The price for one WAR has basically been set at $6 million per season, which, as we've seen with Robinson Cano, can lead to very large numbers if a player projects well. The thing is, projections for next season have Trout down for anywhere from 8.2 to 9.7 WAR, which if you're scoring at home, is between $49.2 and 58.2 million in market value. Dan Szymborski has him down for 9.5 WAR next year, and a total of 76.1 over the next 10 years. If you apply modest 5% annual inflation to the cost of a win, he projects to be worth around $560 million over the next decade, with $400 million of that coming after he'll be eligible for free agency. Obviously, Mike Trout is not going to be paid half a billion dollars, but it looks like he's going to get closer than anyone thought.

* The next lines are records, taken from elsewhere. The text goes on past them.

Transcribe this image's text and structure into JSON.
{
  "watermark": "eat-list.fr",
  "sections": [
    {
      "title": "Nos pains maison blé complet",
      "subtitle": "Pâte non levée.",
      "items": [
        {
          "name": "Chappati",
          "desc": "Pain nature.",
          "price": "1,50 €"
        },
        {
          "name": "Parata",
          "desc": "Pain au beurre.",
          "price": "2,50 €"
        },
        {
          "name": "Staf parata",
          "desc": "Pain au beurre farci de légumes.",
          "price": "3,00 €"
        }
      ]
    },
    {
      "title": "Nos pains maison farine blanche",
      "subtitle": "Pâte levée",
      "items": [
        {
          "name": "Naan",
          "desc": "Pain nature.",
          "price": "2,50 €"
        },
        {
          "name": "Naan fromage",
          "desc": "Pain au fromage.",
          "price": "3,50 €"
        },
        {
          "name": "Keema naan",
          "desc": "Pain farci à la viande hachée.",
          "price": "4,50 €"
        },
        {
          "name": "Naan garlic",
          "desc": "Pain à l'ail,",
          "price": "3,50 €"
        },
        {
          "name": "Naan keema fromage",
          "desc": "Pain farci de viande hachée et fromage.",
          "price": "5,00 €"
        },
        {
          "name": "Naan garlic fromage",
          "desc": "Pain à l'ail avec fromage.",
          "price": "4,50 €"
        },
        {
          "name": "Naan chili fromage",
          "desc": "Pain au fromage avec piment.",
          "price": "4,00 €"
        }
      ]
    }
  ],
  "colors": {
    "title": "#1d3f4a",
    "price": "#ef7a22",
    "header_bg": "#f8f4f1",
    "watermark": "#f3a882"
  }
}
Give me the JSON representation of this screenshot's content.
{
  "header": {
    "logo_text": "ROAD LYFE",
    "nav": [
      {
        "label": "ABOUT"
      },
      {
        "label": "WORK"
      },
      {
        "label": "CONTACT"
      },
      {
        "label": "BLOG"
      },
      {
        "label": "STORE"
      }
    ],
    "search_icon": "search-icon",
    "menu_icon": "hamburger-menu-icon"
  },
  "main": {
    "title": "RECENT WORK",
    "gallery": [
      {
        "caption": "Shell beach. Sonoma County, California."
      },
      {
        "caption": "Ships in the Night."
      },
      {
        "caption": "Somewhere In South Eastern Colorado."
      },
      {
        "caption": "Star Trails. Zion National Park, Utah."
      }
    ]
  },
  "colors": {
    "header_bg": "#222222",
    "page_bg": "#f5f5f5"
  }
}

According to Yahoo, that $140-150 million deal the Angels are working on is close to being finished. (The sides are, comically, "only" differing in the "low eight figures.") A basic structure would value the final two years of the deal, when Trout was 27 and 28, at $35 and $38 million. A-Rod was the highest paid player in the majors this past year, at a $30 million salary.
Szymborski projects Trout at 7.5 and 7.2 WAR for 2018 and 2019, and a pocket calculator will tell you that that places a fair salary range at well over $50 million per year for those seasons, which is, of course, absurd. But so is Mike Trout. Take those projections above: they'd put Trout 13th all time in WAR from age 22 to 31, doing just in those years what players as great as Ozzie Smith and Frank Thomas did over their entire careers.
The remarkable thing is, if Trout signs the six-year deal, he'll be up for free agency again at age 28, which, like A-Rod, is on the crazy young side of things. The shortish deal (many had predicted an eight- or 10- or even 12-year deal) gets Trout back on the market quickly and able to take a shot at becoming baseball's first $50 million (or at least $40 million) man, but also cossets the Angels from the faint possibility that Trout bucks projections and becomes a merely great player, instead of the celestial body that's been patrolling center at Angel Stadium.
The fact that Mike Trout is in a place where, having barely reached drinking age, he can command a contract that will eventually pay him $38 million per year speaks to the extraordinary flexibility of baseball's economy, which unlike other major American sports, can and will pay its greatest players something like what they're worth. That he could still be a bargain at the price speaks to just how exceptional he is.